A 43-foot-long Sei whale was found washed up near the North Surf Road beach in Toms River Wednesday morning.

The whale’s body was in such a deteriorated state, officials could not identify it right away. It was initially reported to be a humpback whale.

Warning: These photos are graphic and may be disturbing to some. Viewer discretion is advised.

Officials do not know what caused this whale’s death. There is speculation that the whale may have been struck by a ship.

The World Wildlife Foundation says the Sei whale is one of the fastest whales, reaching up to 30 mph.

The whale was initially spotted Tuesday night by the Marine Mammal Standing Center. By the time the whale reached shore, it was in a “deteriorated state” from being gnawed at by sharks and rough seas overnight.

The National Oceanic and Atmospheric Administration Marine Fisheries declared it an “unusual mortality event,” which is called when higher-than-normal numbers of marine mammals die for unknown reasons. An agency spokeswoman says details will be provided Thursday.

There have been 41 humpback whale deaths from 2016 to present day, the NOAA reports.

Just a week before, a young humpback whale washed up in shallow water in the Delaware Bay. This would be the fourth whale stranded in Delaware waters in the last year.

At the beginning of April a 25-foot-long humpback whale was found on the beach in the Rockaways. Witnesses told PIX11 that the mammal had numerous wounds and lacerations across its body and was bleeding from the mouth.

The NOAA urges boaters to be on the lookout for humpback whales as they move close to shore for feeding.

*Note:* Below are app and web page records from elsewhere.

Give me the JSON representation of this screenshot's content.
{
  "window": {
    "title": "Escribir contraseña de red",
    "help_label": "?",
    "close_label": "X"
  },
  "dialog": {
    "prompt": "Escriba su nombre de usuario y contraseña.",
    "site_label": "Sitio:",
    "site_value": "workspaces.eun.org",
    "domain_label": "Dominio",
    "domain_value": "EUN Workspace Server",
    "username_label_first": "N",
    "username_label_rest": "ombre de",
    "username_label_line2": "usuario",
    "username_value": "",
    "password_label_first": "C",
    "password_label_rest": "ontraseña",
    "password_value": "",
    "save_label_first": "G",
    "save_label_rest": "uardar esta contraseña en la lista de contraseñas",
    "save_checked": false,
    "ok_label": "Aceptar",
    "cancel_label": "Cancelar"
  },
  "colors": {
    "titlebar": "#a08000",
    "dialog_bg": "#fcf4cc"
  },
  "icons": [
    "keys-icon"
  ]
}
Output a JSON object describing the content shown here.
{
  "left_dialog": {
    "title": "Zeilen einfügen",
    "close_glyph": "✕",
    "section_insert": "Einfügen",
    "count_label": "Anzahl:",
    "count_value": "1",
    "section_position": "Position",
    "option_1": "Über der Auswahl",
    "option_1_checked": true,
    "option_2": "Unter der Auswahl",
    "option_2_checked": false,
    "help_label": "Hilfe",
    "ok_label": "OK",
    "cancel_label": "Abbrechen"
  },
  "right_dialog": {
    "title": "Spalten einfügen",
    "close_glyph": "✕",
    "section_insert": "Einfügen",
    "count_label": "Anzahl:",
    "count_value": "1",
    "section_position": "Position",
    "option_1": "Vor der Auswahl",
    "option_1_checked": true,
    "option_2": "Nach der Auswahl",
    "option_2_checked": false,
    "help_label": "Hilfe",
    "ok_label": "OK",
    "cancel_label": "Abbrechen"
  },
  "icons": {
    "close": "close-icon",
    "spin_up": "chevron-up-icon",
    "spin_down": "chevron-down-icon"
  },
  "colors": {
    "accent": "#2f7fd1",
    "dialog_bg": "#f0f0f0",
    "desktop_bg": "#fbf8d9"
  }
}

People interested in viewing whales are required to stay at least 100 feet away from them.

The Associated Press contributed to this report.